__EXERCISE DIRECTIONS__:
Your answer must be an exact copy of every record below.

__Dataset items__:

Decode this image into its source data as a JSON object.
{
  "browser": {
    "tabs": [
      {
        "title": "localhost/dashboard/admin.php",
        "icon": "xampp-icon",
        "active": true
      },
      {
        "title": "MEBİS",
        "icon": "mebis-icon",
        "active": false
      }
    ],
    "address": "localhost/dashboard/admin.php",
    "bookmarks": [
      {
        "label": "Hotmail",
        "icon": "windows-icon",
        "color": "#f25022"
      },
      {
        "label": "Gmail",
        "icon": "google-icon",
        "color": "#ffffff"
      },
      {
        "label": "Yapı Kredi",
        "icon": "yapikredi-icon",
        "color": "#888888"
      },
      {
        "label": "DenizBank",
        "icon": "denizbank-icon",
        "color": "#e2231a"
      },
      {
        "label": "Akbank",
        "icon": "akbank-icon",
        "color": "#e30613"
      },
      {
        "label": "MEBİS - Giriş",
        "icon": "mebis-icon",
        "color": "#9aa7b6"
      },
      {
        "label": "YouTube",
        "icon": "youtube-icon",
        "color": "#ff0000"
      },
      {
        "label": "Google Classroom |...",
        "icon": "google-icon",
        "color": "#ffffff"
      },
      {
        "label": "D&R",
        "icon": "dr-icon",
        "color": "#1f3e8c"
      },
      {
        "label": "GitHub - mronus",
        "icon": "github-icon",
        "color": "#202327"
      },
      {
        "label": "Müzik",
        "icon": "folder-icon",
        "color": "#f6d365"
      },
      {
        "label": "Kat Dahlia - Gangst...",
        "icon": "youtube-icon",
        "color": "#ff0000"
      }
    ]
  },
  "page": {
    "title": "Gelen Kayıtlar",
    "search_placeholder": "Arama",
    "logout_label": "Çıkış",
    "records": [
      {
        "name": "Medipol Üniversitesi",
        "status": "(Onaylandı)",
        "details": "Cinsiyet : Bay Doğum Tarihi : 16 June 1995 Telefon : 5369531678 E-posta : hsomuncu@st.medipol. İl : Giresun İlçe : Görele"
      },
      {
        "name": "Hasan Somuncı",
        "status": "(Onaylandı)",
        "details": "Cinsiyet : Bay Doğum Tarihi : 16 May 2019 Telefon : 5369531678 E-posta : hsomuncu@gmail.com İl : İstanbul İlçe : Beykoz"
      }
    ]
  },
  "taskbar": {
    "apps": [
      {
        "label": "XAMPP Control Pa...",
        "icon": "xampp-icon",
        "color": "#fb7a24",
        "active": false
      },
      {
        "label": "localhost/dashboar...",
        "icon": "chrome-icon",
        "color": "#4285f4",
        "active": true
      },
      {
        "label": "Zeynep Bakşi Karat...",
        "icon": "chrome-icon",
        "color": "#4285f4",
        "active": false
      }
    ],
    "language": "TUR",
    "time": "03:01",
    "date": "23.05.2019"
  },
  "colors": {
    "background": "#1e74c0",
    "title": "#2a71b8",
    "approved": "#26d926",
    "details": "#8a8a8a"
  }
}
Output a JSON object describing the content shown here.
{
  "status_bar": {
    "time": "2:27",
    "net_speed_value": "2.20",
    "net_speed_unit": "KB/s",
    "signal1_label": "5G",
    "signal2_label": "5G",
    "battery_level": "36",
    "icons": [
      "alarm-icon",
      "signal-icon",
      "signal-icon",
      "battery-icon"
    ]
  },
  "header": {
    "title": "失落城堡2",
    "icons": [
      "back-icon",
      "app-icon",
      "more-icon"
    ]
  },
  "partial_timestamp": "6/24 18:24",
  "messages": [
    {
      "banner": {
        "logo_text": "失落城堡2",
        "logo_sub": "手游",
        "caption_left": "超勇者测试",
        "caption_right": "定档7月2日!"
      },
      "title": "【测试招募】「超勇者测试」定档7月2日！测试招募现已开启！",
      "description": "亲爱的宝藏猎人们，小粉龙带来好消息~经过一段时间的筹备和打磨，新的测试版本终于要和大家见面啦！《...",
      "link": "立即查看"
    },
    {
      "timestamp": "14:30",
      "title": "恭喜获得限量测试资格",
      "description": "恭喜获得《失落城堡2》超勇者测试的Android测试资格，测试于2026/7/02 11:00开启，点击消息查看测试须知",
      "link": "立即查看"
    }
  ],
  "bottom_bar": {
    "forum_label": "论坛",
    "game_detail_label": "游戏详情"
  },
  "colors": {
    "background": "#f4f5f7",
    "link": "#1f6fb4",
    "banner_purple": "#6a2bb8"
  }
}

__SOLVED EXERCISE__:
Decode this image into its source data as a JSON object.
{
  "browser": {
    "tabs": [
      {
        "title": "localhost/dashboard/admin.php",
        "icon": "xampp-icon",
        "active": true
      },
      {
        "title": "MEBİS",
        "icon": "mebis-icon",
        "active": false
      }
    ],
    "address": "localhost/dashboard/admin.php",
    "bookmarks": [
      {
        "label": "Hotmail",
        "icon": "windows-icon",
        "color": "#f25022"
      },
      {
        "label": "Gmail",
        "icon": "google-icon",
        "color": "#ffffff"
      },
      {
        "label": "Yapı Kredi",
        "icon": "yapikredi-icon",
        "color": "#888888"
      },
      {
        "label": "DenizBank",
        "icon": "denizbank-icon",
        "color": "#e2231a"
      },
      {
        "label": "Akbank",
        "icon": "akbank-icon",
        "color": "#e30613"
      },
      {
        "label": "MEBİS - Giriş",
        "icon": "mebis-icon",
        "color": "#9aa7b6"
      },
      {
        "label": "YouTube",
        "icon": "youtube-icon",
        "color": "#ff0000"
      },
      {
        "label": "Google Classroom |...",
        "icon": "google-icon",
        "color": "#ffffff"
      },
      {
        "label": "D&R",
        "icon": "dr-icon",
        "color": "#1f3e8c"
      },
      {
        "label": "GitHub - mronus",
        "icon": "github-icon",
        "color": "#202327"
      },
      {
        "label": "Müzik",
        "icon": "folder-icon",
        "color": "#f6d365"
      },
      {
        "label": "Kat Dahlia - Gangst...",
        "icon": "youtube-icon",
        "color": "#ff0000"
      }
    ]
  },
  "page": {
    "title": "Gelen Kayıtlar",
    "search_placeholder": "Arama",
    "logout_label": "Çıkış",
    "records": [
      {
        "name": "Medipol Üniversitesi",
        "status": "(Onaylandı)",
        "details": "Cinsiyet : Bay Doğum Tarihi : 16 June 1995 Telefon : 5369531678 E-posta : hsomuncu@st.medipol. İl : Giresun İlçe : Görele"
      },
      {
        "name": "Hasan Somuncı",
        "status": "(Onaylandı)",
        "details": "Cinsiyet : Bay Doğum Tarihi : 16 May 2019 Telefon : 5369531678 E-posta : hsomuncu@gmail.com İl : İstanbul İlçe : Beykoz"
      }
    ]
  },
  "taskbar": {
    "apps": [
      {
        "label": "XAMPP Control Pa...",
        "icon": "xampp-icon",
        "color": "#fb7a24",
        "active": false
      },
      {
        "label": "localhost/dashboar...",
        "icon": "chrome-icon",
        "color": "#4285f4",
        "active": true
      },
      {
        "label": "Zeynep Bakşi Karat...",
        "icon": "chrome-icon",
        "color": "#4285f4",
        "active": false
      }
    ],
    "language": "TUR",
    "time": "03:01",
    "date": "23.05.2019"
  },
  "colors": {
    "background": "#1e74c0",
    "title": "#2a71b8",
    "approved": "#26d926",
    "details": "#8a8a8a"
  }
}
Output a JSON object describing the content shown here.
{
  "status_bar": {
    "time": "2:27",
    "net_speed_value": "2.20",
    "net_speed_unit": "KB/s",
    "signal1_label": "5G",
    "signal2_label": "5G",
    "battery_level": "36",
    "icons": [
      "alarm-icon",
      "signal-icon",
      "signal-icon",
      "battery-icon"
    ]
  },
  "header": {
    "title": "失落城堡2",
    "icons": [
      "back-icon",
      "app-icon",
      "more-icon"
    ]
  },
  "partial_timestamp": "6/24 18:24",
  "messages": [
    {
      "banner": {
        "logo_text": "失落城堡2",
        "logo_sub": "手游",
        "caption_left": "超勇者测试",
        "caption_right": "定档7月2日!"
      },
      "title": "【测试招募】「超勇者测试」定档7月2日！测试招募现已开启！",
      "description": "亲爱的宝藏猎人们，小粉龙带来好消息~经过一段时间的筹备和打磨，新的测试版本终于要和大家见面啦！《...",
      "link": "立即查看"
    },
    {
      "timestamp": "14:30",
      "title": "恭喜获得限量测试资格",
      "description": "恭喜获得《失落城堡2》超勇者测试的Android测试资格，测试于2026/7/02 11:00开启，点击消息查看测试须知",
      "link": "立即查看"
    }
  ],
  "bottom_bar": {
    "forum_label": "论坛",
    "game_detail_label": "游戏详情"
  },
  "colors": {
    "background": "#f4f5f7",
    "link": "#1f6fb4",
    "banner_purple": "#6a2bb8"
  }
}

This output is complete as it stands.